CS 8995 Corpus Based Natural Language Processing

Assignment 2 - Due Mon, Feb 12, 4 pm

Please note that I may revise this based on your feedback and questions. Last update Fri Feb 2 6:00pm


To identify collocations using pointwise mutual information, where the collocations are defined as regular expressions.


Write a Perl program that will calculate the pointwise Mutual Information for the pair of strings that match two regular expressions (represented by random variables X and Y in the description below).

Your program should display the pair of strings that match the regular expressions and their pointwise mutual information values for the top N matching patterns. Please note that the pair of random variables (X;Y) should represent the two matching strings that occur in sequence in the text. In other words, X should refer to the string on the right side and Y to the string on the left side.

Your program should be able to handle any value of N and any number of text files. As a practical matter, you may assume that the total number of word tokens in my test cases will be less than 1 million and that the value of N will be between 1 and 100. Your program should be able to process 1 million word tokens in under 10 minutes, and certainly much faster when given very restrictive regular expressions that limit the number of strings for which mutual information values must be computed.

Your program will need to be able to process raw text files and part of speech tagged files from the Penn Treebank. You should have a command line option to tell your program when it is using Treebank data. Remember that each word in the treebank data has a two or three character part of speech tag attached to it (e.g., the/DT).

Your program should accept command line arguments ordered as follows:
userid.pl N [-treebank] /regex1/ /regex2/ file1 file2 ... filez
For example:
tpederse.pl 2 /\binterest(ing|s|ed)?\b / /\w+/ file2 file3 file5
tpederse.pl 10 /\binterest in\b / /\w+/  file1 file2 file3 file5
tpederse.pl 10 /interest in / /\w+ /  file1 file2 file3
tpederse.pl 5 /../ /./  file1 file2 file3
tpederse.pl 5 -treebank /\w+\/NN / /\w+\/PP/  file1 file2 file3
tpederse.pl 5 -treebank /\w+\/N. / /cat/  file1 file2 file3 file4 
Please note that the regular expressions do NOT need to be limited by word boundaries. The fourth example above describes a situation where the left component consists of any two characters and the right consists of any single character. If you want the regex to respect word boundaries then you should simply use a combination of \b, spaces, and/or \s+ in the definition of the regex.

You may assume that the command line arguments are valid. There is no need to include error checking for things like invalid values of N (eg. N < 0, etc), non-existent files, or invalid regular expressions.

Some command shells may not be able to process regular expressions on the command line as shown above. It is fine if you need to modify the format of the command line to get the regexs passed properly to Perl.

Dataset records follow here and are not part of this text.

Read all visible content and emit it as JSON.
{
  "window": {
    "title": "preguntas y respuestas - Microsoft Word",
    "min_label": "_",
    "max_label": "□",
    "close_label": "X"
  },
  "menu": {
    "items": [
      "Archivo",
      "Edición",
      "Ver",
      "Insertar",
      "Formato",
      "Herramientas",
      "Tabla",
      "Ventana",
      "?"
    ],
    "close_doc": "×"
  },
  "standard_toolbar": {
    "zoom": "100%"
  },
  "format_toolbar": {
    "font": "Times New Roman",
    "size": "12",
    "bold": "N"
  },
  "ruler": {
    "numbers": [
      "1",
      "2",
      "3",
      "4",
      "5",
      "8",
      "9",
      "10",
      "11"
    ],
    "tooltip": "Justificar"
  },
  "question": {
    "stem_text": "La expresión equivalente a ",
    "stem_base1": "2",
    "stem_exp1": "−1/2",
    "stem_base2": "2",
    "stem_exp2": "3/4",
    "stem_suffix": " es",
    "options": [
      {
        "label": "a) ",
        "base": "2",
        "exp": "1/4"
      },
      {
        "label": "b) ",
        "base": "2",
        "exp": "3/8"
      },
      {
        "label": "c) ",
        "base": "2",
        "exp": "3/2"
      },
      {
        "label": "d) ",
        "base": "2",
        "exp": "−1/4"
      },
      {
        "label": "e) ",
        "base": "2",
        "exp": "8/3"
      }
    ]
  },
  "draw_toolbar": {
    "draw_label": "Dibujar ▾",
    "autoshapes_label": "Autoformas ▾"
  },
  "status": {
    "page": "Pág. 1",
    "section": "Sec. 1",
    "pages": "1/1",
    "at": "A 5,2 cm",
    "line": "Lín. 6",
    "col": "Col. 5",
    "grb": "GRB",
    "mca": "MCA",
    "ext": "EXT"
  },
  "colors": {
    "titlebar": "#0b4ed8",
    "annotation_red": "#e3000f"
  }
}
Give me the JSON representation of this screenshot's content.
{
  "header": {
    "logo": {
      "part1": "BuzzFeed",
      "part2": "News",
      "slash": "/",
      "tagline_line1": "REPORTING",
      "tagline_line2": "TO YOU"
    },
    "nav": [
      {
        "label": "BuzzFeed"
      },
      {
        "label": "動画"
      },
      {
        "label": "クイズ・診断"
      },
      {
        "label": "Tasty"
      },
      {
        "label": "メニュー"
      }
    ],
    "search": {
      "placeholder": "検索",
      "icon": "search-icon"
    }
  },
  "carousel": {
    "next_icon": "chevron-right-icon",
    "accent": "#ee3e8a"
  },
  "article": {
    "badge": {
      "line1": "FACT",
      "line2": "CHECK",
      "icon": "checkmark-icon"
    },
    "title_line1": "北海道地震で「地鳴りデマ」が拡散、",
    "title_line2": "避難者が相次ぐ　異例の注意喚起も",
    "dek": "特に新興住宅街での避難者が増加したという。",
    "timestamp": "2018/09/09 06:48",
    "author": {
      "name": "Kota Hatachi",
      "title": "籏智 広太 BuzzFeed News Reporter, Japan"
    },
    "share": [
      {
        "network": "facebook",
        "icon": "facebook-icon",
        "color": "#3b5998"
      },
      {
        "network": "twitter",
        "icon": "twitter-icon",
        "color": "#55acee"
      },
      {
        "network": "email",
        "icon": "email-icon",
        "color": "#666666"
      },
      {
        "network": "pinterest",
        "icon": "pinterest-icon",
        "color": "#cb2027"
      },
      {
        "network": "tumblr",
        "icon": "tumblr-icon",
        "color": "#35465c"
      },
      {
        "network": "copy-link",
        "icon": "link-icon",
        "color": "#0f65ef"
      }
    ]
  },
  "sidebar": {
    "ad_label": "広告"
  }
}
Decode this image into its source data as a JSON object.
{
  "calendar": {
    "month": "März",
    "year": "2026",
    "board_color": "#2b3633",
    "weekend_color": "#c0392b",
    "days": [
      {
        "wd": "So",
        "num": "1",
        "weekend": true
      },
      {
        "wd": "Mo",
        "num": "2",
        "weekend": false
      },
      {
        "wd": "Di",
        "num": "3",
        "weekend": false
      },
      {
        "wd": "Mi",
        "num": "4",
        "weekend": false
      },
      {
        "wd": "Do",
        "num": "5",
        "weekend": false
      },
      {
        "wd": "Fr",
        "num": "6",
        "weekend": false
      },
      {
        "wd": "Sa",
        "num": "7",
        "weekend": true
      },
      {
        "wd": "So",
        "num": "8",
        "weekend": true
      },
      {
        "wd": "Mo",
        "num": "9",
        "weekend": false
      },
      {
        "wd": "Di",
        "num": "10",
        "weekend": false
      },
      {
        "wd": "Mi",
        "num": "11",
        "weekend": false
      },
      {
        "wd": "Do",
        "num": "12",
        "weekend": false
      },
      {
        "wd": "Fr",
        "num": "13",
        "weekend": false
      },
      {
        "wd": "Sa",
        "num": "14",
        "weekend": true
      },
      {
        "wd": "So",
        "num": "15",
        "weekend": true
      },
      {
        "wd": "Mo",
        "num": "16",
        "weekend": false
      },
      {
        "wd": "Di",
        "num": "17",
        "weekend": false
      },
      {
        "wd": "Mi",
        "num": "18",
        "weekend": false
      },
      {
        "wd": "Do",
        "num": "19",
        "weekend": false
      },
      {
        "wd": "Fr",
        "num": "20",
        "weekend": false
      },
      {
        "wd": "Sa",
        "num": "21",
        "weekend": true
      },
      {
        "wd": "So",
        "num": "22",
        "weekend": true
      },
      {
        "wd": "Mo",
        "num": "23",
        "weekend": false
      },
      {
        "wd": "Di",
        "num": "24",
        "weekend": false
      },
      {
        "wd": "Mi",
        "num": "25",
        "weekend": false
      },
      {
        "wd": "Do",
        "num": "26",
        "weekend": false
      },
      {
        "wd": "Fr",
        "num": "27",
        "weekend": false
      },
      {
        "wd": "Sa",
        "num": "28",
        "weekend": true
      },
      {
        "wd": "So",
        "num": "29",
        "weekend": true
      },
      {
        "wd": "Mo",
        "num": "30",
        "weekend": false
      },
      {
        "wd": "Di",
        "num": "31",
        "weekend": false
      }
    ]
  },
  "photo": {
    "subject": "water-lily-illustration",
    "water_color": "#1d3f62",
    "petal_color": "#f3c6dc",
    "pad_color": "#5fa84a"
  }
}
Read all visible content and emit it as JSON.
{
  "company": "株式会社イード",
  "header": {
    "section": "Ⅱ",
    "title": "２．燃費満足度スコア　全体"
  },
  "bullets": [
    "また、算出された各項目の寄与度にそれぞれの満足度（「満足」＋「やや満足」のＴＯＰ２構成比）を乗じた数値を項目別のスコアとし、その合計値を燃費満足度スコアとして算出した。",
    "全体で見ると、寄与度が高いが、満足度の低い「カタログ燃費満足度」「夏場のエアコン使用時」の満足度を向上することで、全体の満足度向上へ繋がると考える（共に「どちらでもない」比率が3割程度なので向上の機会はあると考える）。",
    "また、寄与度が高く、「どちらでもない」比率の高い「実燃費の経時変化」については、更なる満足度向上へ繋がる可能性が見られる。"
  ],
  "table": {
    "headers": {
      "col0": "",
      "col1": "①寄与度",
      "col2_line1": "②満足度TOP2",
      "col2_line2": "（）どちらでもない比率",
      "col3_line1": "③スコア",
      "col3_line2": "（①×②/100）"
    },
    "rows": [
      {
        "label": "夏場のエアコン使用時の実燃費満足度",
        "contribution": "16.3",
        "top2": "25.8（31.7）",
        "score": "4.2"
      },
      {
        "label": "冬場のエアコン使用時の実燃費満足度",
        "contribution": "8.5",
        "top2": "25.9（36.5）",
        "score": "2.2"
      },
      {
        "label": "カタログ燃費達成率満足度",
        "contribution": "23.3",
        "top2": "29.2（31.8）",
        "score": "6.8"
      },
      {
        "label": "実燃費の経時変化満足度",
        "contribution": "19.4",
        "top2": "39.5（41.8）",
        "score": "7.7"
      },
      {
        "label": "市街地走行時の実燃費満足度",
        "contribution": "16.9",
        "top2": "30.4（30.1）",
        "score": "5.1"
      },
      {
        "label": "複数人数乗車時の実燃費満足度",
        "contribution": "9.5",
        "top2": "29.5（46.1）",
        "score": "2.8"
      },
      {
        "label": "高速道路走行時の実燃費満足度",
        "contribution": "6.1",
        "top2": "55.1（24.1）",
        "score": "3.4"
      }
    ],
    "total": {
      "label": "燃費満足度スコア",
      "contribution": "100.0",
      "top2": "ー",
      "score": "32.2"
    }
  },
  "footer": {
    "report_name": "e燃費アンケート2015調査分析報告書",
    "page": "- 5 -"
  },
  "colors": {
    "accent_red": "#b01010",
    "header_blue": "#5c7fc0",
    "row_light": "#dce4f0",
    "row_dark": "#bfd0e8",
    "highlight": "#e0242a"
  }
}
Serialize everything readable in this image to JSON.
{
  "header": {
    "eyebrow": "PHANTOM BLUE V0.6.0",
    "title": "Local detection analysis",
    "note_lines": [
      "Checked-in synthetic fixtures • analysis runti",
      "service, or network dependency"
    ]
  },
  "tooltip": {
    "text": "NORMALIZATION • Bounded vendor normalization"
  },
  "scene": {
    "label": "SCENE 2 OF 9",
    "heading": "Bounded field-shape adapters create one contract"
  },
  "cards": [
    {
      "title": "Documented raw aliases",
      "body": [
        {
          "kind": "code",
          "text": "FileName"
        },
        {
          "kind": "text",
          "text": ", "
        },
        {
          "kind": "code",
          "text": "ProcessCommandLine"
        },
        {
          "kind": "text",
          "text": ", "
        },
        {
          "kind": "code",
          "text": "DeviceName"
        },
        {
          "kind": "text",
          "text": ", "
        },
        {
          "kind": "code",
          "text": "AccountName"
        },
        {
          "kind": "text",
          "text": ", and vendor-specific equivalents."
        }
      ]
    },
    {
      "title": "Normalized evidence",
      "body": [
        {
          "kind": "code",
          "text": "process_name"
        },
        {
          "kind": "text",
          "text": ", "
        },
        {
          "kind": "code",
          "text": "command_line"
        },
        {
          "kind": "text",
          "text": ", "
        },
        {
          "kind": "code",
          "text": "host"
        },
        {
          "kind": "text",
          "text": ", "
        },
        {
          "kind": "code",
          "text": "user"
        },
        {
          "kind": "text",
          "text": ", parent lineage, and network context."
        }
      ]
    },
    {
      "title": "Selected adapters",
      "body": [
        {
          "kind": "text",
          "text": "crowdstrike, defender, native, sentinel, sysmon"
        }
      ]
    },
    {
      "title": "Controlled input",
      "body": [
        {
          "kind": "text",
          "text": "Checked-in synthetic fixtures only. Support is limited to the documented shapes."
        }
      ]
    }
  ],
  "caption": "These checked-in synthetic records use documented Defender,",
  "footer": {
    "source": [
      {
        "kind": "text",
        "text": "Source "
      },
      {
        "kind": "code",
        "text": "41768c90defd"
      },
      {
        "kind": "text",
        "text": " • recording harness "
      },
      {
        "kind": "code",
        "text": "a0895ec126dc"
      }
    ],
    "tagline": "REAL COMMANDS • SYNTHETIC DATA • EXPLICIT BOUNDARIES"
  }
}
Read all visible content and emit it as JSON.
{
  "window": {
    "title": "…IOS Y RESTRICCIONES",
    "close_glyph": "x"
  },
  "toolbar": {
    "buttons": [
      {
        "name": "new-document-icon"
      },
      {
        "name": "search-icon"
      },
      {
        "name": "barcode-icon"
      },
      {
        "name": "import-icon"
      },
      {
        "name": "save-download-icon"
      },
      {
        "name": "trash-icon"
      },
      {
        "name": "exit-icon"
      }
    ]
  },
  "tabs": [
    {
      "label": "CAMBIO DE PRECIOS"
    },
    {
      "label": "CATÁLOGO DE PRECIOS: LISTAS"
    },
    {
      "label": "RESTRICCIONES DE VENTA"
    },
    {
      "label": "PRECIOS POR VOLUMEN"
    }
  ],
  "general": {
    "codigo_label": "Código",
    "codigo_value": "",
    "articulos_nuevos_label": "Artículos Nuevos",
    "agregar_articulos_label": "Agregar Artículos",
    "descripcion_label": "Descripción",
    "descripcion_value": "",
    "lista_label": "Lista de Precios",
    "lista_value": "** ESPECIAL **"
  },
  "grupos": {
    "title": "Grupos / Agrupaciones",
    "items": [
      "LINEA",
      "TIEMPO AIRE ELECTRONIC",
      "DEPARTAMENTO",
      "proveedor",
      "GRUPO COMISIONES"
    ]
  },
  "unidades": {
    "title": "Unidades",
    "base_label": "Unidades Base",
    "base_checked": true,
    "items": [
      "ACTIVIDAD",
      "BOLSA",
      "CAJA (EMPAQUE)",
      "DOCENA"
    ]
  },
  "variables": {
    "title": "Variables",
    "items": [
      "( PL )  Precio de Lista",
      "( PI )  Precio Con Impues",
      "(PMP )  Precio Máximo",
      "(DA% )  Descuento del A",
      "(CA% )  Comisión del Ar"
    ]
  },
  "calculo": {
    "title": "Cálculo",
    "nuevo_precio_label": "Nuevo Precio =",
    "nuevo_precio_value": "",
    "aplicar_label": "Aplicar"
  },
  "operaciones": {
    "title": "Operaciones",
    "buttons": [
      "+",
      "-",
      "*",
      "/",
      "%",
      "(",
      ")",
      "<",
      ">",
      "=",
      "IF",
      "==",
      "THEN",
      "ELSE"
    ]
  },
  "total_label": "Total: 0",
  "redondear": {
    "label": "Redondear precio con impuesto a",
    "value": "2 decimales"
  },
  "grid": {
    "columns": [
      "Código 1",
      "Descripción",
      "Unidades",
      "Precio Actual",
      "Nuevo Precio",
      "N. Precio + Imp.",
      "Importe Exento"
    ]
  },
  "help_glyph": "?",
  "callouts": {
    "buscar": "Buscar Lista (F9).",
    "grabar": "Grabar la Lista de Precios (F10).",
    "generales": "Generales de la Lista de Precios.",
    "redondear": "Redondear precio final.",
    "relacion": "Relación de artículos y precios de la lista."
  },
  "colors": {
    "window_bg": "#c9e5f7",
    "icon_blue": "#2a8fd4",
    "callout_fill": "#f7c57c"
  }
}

However, remember that I will test your programs under Unix on csdevXX. Make sure your program runs on this platform before you submit it. If special command line formatting is required to run ** on Unix ** please include a comment near the top of your code showing me exactly what is needed. If such a comment is not included I will assume your program follows the syntax shown above.

In the event of ties among the top N values, you should treat all tied values as one rank. For example,
tpederse.pl 2 /interest(ing|s|ed)?\b / /\w+/ file2 file3 file5
might generate output like this:
interest rate 0.99999
interesting data 0.99988
interest in 0.99988
disinterest in 0.99988
Please note that we could have more than two words forming the collocation. We could also have character-based computations. This will all depend on how the regular expressions are formed.

You should be able to repeat the functionality of your code from assignment 1 (with the exception of reporting the overal mutual information values) with the following:
tpederse.pl 10 /\w+ / /\w+/ file1 file2
this should report the pointwise mutual information values of the top 10 two word sequences.

tpederse.pl 10 /./ /./ file1 file2
this should report the pointwise mutual information values of the top 10 two character sequences.

It would be wise to compare the results of assignment 1 with test cases like this to make sure your computations are correct.

Output Format

The immediately preceding example (with the interest data) shows how your output MUST be formated. Pointwise Mutual Information values should be displayed to 5 digits of precision. There should be a single space between words.

You should treat your text according to the following guidelines:

Other information

Please use turnin to submit this program. Remember that can only use turnin from hh33812. No email submission is necessary. The proper turnin command is:
turnin -c cs8995 -p a2 userid.pl
This is an individual assignment. Please work on your own. You are free to discuss the problem and coding issues with your colleagues, but in the end the program you submit should reflect your own understanding of Mutual Information and Perl programming.

Please note that the deadline will be enforced by automatic means. Any submissions after the deadline will not be received.

by: Ted Pedersen - tpederse@d.umn.edu